One wonders why it is so very difficult for policymakers to understand and support the millions of adults who need additional education so that they may, in turn, support their children in their pursuit of educational opportunities and achievement. Why is it so difficult to understand that by investing in the education of adults we get “double duty dollars!”  We elevate the education of adults and we get improved educational achievement of their children!
“Outstanding!”, say the Military Generals, because it’s good for our national security.
“Tremendous!”, say the Business Moguls, because it’s good for our nation’s economy.
“Indubitably!”, say the Professors, because it agrees with the empirical data.
“Cut the adult education budget!”, say the state and federal governments. Because the constituency is poor.
“Please help!”, say the adults and their children.
Adams, M. (2014). Preface: Knowledge for Literacy. In: Literacy Ladders: Increasing Young Children’s Language, Knowledge, and Reading Comprehension. Washington, DC: American Federation of Teachers, pp. 4-10.

Biemiller, A. (2014).  Comprehension Sets the Limit on Reading Comprehension. In: Literacy Ladders: Increasing Young Children’s Language, Knowledge, and Reading Comprehension. Washington, DC: American Federation of Teachers, pp. 52-53.

Huey, E. (1908/1968). The Psychology and Pedagogy of  Reading. Cambridge, MA: M.I.T. Press.
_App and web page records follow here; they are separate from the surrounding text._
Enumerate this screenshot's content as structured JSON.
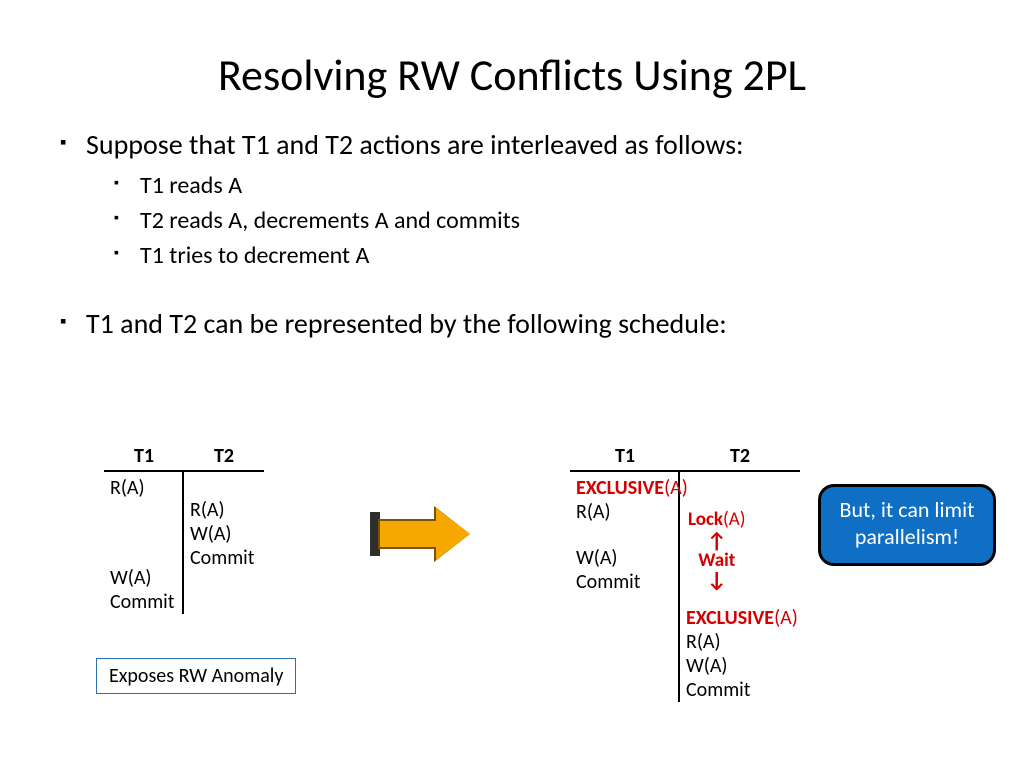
{
  "title": "Resolving RW Conflicts Using 2PL",
  "bullets": {
    "b1a": "Suppose that T1 and T2 actions are interleaved as follows:",
    "b2a": "T1 reads A",
    "b2b": "T2 reads A, decrements A and commits",
    "b2c": "T1 tries to decrement A",
    "b1b": "T1 and T2 can be represented by the following schedule:"
  },
  "left_table": {
    "h1": "T1",
    "h2": "T2",
    "t1": [
      "R(A)",
      "",
      "",
      "",
      "W(A)",
      "Commit"
    ],
    "t2": [
      "",
      "R(A)",
      "W(A)",
      "Commit",
      "",
      ""
    ]
  },
  "right_table": {
    "h1": "T1",
    "h2": "T2",
    "t1_ex": "EXCLUSIVE",
    "t1_exarg": "(A)",
    "t1": [
      "R(A)",
      "",
      "W(A)",
      "Commit"
    ],
    "t2_lock": "Lock",
    "t2_lockarg": "(A)",
    "t2_wait": "Wait",
    "t2_ex": "EXCLUSIVE",
    "t2_exarg": "(A)",
    "t2": [
      "R(A)",
      "W(A)",
      "Commit"
    ]
  },
  "anomaly": "Exposes RW Anomaly",
  "callout": "But, it can limit parallelism!"
}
Sticht, T. (2011). Getting It Right from the Start: The Case for Early Parenthood Education.  American Educator 35 no. 3, pp. 35–39. 
Sticht, T. & James, J. (1984/2002). Listening and Reading. In: P. Pearson, R. Barr, & M. Kamil (Eds.).  Handbook of Research on Reading, Vol. 1. Mahwah, NJ: Erlbaum Associates, pp. 293-317.